“The challenge for each parish is to continue working to change its reality,” Sister Beatriz said, “to strengthen the leadership each one has and reach more Hispanic Catholics who are estranged or feel marginalized.”
During the five weeks of reflection, discernment, consultation, and evangelization, parish teams sent leaders to homes and places of work in the community, to explore what Hispanics experience and how they feel about the role of the Church in their lives.
“Encuentro is an experience that is promoting the leadership of different people in our parishes,” Sister Beatriz said. “They are taking leadership because they are realizing that they can contribute to the Church and vice-versa.”
Sister Beatriz stressed that because a parish hasn’t completed the five talks yet or doesn’t have a date to start its own Encuentro, their members should understand they can still participate in the diocesan gathering.
“This is open to the entire diocese,” she said. “We want to hear from as many people as we can.

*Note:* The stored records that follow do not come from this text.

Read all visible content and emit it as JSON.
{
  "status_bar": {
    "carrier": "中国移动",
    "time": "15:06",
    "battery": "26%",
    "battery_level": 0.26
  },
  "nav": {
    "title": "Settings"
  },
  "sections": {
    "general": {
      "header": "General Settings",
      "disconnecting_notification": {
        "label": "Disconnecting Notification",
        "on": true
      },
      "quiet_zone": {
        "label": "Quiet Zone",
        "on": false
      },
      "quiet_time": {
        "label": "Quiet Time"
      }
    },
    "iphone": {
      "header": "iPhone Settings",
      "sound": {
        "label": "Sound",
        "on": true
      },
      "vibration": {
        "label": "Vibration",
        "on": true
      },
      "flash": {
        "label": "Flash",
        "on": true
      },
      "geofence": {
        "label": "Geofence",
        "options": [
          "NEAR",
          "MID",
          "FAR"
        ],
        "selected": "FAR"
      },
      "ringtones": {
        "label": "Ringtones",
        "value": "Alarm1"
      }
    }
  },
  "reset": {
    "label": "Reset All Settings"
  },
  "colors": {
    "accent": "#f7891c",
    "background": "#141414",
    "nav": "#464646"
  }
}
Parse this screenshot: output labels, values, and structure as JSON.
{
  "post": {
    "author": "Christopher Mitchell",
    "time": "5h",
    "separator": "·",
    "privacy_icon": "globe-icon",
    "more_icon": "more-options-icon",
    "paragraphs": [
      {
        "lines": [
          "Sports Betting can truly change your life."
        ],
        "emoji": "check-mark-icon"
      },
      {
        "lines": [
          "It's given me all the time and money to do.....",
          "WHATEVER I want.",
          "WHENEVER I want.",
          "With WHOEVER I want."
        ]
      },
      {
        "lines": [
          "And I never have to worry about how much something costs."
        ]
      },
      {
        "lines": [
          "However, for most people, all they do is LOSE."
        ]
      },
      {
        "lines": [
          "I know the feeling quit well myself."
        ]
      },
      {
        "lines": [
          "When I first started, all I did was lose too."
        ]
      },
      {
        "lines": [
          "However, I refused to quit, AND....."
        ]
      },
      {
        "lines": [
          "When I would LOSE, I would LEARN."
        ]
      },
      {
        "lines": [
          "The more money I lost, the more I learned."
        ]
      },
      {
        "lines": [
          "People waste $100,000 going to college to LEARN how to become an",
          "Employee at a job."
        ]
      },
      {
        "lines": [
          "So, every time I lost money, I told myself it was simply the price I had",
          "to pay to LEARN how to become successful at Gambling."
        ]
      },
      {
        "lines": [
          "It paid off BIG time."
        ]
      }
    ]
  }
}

If your parish didn’t have an Encuentro you still can register as an individual and come to reflect with all of us.”
For those parishes that are still trying to complete the process, the ‘Mega Encuentro’ is a good option.
Almost like a spiritual retreat, Mega Encuentro allows parishes to complete all five talks in five hours.
Ultimately, Sister Beatriz said, the methodology of Encuentro allows a parish to initiate talks and follow the process whenever it is ready and is also not a Hispanic exclusive process.
“It’s an opportunity that will benefit every community no matter the origin of the people,” Sister Beatriz said. “It is based both on the passage from the Gospel of St. Luke about the Road of Emmaus and Pope Francis’ encyclical, “The Joy of the Gospel.”
“Whenever a community is ready to organize the talks and missionary work, it can follow the steps of the process and make concrete commitments to advance the New Evangelization as a parish.”
One of the parishes that recently concluded its five talks was St. Ann’s in Coppell, which serves about 9,000 families of which 35 percent are of Hispanic origin.
“For me this is a time marked by hope,” said Debbie Gonzales, director of the Family Life Ministry.
“In my 17 years of service, I have seen that the Hispanic community continues to grow, but most of our parishes limit the ministry to them to sacramental preparation, translation of information or working with volunteers that lack faith formation.”
Gonzales was part of the team that organized Encuentro in her parish but she is also a diocesan delegate.
She said in her ministry she witnesses the challenges that impact the reality of Hispanic families, and that is why she said that sending leaders to speak with these families, “will open the eyes of many that have limited knowledge about the needs of Hispanics in our diocese”.
She spoke about the case of Hispanic youth. “Among Latino teenagers the expression of the faith is in Spanish, but most youth ministries are thought from an Anglo perspective. We need to listen to those young Latinos telling us why that does not work for them.”
The parish of St. Francis of Assisi in Frisco also concluded recently its Encuentro and is now coaching the parish of St. Michael the Archangel in McKinney.
“We are seeking to know the needs of the Hispanic community and how we as laity can help the Church reach out to those who are spiritually far away,” said Francisco López of the St. Francis parish team.
“Often they are not physical peripheries to which we have to go,” he said. “Sometimes we are sitting on the same bench at Mass but we are not really open to live our faith.”
Those who wish to participate individually in the diocesan meeting should register through the website: http://www.cathdal.org/vencuentro
Violeta Rocha contributed to this story.